* **What you should do**
Beginning with the line that has "Transcribe this image's", reproduce each remaining line of the data exactly, down to and including the last.
================================
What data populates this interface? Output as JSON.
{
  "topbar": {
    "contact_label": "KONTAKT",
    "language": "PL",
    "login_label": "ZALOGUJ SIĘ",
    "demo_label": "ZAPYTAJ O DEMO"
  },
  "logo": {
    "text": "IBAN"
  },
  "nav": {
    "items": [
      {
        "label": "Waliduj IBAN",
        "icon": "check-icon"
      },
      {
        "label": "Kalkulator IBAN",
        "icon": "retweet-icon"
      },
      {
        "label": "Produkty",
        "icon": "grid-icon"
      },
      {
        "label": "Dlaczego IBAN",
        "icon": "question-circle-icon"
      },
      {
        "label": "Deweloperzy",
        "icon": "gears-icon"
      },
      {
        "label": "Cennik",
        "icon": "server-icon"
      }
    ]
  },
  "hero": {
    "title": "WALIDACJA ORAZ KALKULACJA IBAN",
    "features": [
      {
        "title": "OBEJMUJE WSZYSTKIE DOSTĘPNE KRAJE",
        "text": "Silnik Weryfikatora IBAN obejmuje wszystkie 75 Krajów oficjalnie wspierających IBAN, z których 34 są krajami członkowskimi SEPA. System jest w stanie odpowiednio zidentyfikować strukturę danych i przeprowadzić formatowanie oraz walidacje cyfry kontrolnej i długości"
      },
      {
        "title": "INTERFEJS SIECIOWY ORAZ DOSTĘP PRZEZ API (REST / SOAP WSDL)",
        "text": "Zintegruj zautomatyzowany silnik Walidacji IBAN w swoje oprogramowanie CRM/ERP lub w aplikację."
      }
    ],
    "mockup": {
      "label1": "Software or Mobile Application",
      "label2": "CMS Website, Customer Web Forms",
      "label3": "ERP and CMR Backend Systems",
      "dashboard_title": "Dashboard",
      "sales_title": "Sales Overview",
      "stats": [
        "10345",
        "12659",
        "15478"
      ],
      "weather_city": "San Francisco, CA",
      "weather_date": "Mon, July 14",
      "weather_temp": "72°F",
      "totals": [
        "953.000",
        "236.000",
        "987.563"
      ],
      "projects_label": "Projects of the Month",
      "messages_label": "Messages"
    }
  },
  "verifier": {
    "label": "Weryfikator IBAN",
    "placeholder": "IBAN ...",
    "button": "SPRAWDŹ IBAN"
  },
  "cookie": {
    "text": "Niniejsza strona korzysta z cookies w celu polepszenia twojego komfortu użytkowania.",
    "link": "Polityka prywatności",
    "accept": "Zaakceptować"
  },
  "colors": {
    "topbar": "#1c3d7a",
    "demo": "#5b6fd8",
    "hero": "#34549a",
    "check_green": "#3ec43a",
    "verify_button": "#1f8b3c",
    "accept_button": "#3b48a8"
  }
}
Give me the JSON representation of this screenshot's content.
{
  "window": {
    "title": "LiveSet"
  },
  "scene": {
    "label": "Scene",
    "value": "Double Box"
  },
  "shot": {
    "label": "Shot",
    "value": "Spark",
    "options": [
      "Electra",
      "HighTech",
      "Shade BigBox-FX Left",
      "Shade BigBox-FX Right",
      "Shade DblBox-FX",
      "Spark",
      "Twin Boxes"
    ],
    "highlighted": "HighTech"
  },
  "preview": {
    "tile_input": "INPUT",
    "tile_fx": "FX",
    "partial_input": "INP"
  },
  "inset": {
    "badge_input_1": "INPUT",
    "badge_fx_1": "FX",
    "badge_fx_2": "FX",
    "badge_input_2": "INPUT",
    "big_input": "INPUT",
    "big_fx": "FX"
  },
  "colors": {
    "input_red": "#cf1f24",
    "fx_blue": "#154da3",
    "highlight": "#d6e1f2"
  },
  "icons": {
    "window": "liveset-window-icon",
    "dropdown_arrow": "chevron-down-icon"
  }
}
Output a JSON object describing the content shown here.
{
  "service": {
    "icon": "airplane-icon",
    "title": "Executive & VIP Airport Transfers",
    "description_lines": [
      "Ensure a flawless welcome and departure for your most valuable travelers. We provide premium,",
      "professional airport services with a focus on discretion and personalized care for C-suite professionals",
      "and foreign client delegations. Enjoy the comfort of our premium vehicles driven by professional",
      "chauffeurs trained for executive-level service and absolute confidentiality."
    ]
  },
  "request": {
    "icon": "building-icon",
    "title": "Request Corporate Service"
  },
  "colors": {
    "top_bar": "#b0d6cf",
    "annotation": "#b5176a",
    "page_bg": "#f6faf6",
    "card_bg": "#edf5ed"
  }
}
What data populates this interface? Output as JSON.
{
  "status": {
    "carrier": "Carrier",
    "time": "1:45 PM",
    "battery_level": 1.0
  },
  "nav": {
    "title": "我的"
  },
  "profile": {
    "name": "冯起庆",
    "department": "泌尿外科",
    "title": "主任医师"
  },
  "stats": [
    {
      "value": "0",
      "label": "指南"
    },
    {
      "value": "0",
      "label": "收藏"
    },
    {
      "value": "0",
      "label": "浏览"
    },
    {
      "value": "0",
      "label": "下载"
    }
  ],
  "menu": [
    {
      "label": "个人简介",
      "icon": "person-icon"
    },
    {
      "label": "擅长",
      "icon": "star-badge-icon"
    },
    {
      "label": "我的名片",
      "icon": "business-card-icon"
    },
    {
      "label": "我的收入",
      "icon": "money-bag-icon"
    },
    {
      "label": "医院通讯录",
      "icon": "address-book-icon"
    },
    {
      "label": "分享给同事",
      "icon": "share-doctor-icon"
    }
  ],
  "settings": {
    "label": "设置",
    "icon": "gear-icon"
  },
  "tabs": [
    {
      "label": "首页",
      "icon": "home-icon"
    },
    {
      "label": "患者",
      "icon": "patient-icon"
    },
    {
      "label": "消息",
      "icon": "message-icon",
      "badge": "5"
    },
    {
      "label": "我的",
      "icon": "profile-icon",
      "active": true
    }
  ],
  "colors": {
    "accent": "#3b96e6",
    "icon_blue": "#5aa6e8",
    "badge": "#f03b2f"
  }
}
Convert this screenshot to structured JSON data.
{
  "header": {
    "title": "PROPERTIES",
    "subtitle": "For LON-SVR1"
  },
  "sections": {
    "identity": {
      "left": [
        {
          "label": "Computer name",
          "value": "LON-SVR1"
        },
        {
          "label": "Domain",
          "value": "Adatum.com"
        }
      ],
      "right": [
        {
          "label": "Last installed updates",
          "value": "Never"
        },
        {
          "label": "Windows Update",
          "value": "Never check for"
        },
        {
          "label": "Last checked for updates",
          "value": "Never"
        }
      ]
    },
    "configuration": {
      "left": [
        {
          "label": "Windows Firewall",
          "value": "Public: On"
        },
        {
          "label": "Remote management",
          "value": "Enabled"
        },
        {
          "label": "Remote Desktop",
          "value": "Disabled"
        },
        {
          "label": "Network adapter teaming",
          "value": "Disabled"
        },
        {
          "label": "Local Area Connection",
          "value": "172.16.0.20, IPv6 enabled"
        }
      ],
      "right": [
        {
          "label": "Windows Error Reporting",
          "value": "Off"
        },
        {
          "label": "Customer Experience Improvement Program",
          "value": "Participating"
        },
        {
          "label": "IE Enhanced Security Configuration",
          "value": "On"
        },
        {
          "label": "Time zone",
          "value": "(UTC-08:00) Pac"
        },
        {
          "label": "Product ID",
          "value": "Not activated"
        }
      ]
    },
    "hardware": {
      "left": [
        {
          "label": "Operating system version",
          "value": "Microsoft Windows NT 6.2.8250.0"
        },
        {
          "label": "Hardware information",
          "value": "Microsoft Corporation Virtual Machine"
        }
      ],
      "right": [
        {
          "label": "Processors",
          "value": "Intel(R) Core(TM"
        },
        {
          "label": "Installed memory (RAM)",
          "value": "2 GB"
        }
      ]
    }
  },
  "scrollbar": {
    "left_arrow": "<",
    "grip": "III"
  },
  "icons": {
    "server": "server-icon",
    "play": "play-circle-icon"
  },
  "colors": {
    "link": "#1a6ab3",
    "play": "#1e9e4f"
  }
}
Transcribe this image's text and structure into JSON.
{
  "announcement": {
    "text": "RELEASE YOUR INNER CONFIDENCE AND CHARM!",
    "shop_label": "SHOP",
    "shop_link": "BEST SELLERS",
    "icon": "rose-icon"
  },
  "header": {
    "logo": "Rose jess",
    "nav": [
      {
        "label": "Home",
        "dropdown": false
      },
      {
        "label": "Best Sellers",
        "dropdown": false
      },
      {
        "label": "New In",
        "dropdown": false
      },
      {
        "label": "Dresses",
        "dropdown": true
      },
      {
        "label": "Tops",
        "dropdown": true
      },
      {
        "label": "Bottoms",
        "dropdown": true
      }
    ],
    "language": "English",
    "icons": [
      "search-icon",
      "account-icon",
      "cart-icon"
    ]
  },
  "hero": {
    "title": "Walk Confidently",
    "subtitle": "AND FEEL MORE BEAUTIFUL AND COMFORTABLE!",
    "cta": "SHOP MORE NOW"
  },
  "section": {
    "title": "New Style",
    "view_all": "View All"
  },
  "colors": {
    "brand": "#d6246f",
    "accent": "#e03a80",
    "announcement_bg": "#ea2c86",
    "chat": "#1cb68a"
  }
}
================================
* **Finished exercise**
Transcribe this image's text and structure into JSON.
{
  "announcement": {
    "text": "RELEASE YOUR INNER CONFIDENCE AND CHARM!",
    "shop_label": "SHOP",
    "shop_link": "BEST SELLERS",
    "icon": "rose-icon"
  },
  "header": {
    "logo": "Rose jess",
    "nav": [
      {
        "label": "Home",
        "dropdown": false
      },
      {
        "label": "Best Sellers",
        "dropdown": false
      },
      {
        "label": "New In",
        "dropdown": false
      },
      {
        "label": "Dresses",
        "dropdown": true
      },
      {
        "label": "Tops",
        "dropdown": true
      },
      {
        "label": "Bottoms",
        "dropdown": true
      }
    ],
    "language": "English",
    "icons": [
      "search-icon",
      "account-icon",
      "cart-icon"
    ]
  },
  "hero": {
    "title": "Walk Confidently",
    "subtitle": "AND FEEL MORE BEAUTIFUL AND COMFORTABLE!",
    "cta": "SHOP MORE NOW"
  },
  "section": {
    "title": "New Style",
    "view_all": "View All"
  },
  "colors": {
    "brand": "#d6246f",
    "accent": "#e03a80",
    "announcement_bg": "#ea2c86",
    "chat": "#1cb68a"
  }
}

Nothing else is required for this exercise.